The decision to eat a nutritious diet may be more likely driven by economics rather than the distance to the nearest grocery story, according to a new study from the University of Washington Center for Public Health Nutrition.
Previous research has suggested that the lack of conventional supermarkets offering fresh fruits and vegetables, meats and other healthy food options in urban communities has contributed to America's obesity problem.
But in the University of Washington study (.pdf), researchers found the key factor in shoppers' selection of grocery store was price, not distance:
Few people shopped for food in their immediate area. Rather, their choice of supermarkets was guided by a complex mix of attitudinal, demographic and socioeconomic. The importance of price was tempered by other variables. The perceived importance of a healthy diet, in particular, was a key factor in supermarket choice.
Importantly, the use of full service supermarkets as primary food sources did not confer protection against obesity. Depending on store type, obesity rates varied from 4% to close to 40%, even though the supermarkets in question had wide availability of fresh, wholesome foods, including vegetables and fruit.
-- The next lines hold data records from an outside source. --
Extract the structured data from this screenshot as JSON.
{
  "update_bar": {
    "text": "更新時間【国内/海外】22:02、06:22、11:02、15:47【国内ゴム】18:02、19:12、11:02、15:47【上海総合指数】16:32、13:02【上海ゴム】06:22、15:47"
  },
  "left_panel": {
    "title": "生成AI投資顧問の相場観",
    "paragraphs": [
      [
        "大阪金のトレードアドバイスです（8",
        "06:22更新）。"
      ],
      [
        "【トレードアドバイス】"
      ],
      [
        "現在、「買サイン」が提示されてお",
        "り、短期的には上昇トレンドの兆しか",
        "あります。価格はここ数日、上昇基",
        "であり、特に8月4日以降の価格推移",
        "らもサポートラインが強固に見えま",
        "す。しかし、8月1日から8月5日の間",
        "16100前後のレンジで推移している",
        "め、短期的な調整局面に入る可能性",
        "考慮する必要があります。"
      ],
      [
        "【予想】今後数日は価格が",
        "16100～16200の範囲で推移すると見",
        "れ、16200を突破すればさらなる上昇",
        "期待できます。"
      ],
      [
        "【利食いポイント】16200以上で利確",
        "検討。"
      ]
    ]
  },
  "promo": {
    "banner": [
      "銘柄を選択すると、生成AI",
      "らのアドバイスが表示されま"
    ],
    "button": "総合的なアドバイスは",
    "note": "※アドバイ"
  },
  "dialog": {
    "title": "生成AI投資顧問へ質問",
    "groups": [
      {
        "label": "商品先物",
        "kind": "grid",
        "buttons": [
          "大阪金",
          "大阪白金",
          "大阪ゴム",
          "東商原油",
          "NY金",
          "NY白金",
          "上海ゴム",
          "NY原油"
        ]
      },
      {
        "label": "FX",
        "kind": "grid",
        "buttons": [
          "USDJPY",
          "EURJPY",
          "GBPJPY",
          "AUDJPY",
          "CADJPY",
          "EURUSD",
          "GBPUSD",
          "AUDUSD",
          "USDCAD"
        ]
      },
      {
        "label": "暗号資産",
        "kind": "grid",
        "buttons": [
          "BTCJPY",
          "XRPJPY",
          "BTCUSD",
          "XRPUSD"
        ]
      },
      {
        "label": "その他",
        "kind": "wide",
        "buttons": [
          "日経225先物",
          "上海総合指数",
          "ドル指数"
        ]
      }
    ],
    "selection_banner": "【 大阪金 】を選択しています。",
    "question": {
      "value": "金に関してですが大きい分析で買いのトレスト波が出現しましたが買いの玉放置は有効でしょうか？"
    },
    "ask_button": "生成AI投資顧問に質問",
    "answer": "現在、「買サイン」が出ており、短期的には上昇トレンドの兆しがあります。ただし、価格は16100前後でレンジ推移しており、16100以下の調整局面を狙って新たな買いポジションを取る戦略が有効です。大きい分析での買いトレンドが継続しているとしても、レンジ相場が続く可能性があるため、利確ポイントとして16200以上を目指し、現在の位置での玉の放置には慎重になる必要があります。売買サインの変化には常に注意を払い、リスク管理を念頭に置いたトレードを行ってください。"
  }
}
Supermarket choice may be another - and previously unacknowledged - manifestation of socioeconomic status.